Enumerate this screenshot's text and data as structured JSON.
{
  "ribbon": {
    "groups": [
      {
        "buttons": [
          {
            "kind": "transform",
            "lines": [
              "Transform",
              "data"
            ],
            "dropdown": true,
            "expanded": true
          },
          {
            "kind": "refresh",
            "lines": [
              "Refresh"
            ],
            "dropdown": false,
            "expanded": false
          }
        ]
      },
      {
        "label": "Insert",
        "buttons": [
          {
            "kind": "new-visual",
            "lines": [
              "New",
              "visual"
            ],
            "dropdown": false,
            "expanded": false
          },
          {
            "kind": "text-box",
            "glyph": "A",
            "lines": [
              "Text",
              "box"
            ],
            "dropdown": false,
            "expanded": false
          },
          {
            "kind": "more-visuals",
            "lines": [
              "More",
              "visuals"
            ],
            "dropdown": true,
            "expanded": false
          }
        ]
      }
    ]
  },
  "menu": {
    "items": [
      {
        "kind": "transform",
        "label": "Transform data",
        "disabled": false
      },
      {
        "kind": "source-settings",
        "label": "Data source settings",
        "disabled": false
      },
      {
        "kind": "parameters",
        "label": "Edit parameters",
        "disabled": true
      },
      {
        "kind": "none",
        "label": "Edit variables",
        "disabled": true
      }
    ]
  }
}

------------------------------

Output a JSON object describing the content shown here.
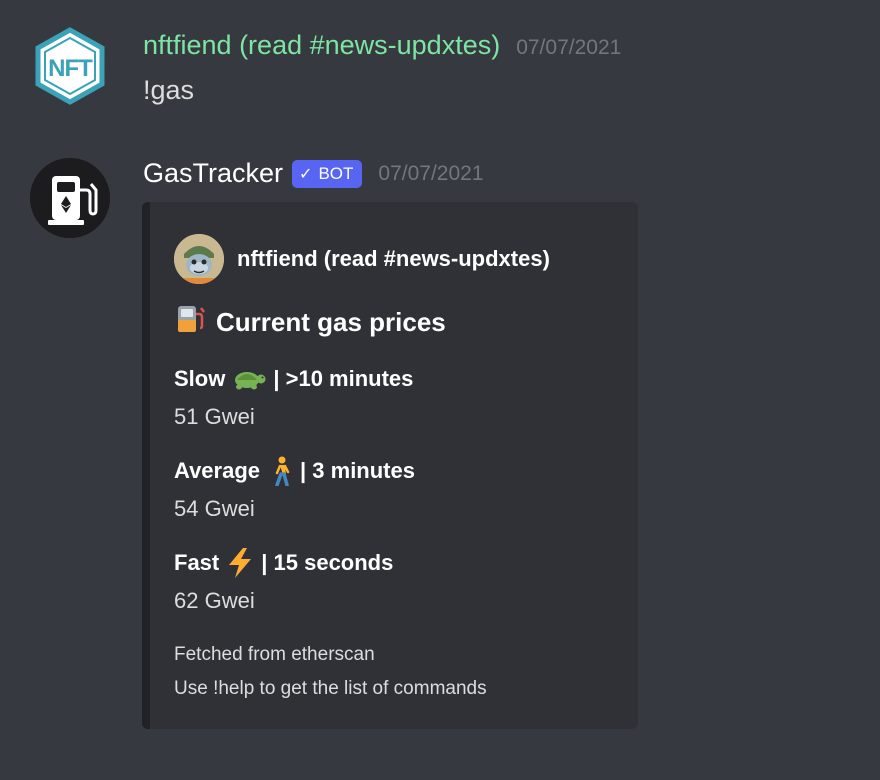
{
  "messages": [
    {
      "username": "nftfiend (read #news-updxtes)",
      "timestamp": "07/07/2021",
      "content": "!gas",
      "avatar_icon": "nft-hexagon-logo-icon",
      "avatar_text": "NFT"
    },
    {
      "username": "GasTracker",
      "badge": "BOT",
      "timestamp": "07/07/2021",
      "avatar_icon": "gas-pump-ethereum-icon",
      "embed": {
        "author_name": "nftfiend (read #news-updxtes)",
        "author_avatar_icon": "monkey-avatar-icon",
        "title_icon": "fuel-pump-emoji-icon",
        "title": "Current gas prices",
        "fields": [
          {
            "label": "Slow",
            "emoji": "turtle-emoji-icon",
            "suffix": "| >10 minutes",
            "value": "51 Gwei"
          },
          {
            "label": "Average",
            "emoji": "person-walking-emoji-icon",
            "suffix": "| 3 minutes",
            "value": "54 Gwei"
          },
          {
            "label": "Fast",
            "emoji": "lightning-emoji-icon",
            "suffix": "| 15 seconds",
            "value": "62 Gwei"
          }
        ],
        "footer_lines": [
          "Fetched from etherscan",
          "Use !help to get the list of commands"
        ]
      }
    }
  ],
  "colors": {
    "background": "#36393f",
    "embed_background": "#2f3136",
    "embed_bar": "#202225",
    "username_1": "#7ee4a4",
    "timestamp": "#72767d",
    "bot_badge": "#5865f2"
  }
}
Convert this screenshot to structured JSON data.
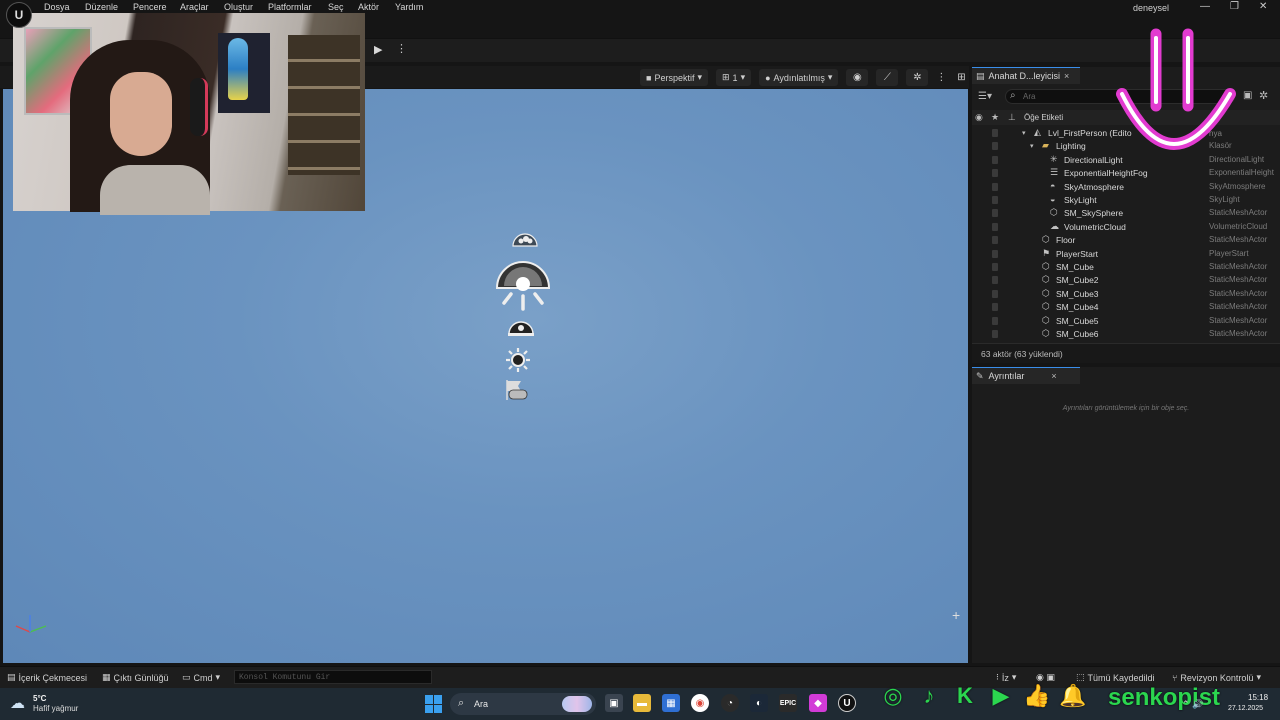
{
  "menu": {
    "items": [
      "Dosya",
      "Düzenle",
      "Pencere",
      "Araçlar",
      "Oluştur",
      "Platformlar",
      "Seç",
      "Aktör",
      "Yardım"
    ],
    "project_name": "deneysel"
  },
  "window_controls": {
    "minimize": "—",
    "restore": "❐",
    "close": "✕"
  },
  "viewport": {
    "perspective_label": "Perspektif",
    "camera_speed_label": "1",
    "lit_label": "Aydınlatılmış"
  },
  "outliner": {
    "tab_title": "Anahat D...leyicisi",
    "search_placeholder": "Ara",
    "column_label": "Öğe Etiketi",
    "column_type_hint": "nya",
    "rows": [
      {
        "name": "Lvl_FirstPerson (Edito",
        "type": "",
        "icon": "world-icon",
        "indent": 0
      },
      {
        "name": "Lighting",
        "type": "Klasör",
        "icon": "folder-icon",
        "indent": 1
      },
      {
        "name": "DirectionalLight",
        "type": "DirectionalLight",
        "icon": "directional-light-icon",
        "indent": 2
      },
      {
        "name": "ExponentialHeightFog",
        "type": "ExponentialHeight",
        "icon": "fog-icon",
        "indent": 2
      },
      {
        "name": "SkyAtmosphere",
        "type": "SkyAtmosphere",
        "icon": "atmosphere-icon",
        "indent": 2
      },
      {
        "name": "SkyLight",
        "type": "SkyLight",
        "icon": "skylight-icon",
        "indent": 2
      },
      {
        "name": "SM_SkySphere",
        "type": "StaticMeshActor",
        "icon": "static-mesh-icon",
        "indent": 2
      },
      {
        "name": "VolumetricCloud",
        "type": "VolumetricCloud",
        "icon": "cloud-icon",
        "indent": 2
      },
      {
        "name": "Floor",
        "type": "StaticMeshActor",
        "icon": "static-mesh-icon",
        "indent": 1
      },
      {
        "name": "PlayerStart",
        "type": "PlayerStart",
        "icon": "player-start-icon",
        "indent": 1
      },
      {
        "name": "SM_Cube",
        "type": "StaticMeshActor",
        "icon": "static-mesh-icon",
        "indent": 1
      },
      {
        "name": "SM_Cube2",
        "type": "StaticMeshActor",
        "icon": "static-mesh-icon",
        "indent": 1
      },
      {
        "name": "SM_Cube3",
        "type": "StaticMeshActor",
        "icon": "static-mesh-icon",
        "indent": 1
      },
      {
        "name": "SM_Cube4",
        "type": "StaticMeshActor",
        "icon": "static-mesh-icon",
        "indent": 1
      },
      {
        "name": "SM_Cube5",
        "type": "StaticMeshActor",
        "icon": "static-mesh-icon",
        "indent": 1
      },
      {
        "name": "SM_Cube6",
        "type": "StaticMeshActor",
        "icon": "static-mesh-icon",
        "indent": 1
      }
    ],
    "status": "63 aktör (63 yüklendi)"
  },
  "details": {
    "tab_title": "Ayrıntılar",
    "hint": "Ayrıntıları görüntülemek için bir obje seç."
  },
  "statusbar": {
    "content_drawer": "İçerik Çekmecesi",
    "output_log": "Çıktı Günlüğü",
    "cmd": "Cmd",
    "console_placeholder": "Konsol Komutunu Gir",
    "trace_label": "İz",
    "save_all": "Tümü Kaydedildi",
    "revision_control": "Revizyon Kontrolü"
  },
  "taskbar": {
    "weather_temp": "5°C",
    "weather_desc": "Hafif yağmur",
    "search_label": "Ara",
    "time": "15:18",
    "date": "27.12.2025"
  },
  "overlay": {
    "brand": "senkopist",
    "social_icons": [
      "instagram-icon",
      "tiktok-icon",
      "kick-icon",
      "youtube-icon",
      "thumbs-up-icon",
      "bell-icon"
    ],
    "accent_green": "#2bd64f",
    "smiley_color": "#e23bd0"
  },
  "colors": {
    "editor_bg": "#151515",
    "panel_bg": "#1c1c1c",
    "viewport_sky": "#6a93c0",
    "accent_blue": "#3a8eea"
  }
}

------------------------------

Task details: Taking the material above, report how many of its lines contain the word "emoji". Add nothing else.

Reply to the exercise: 4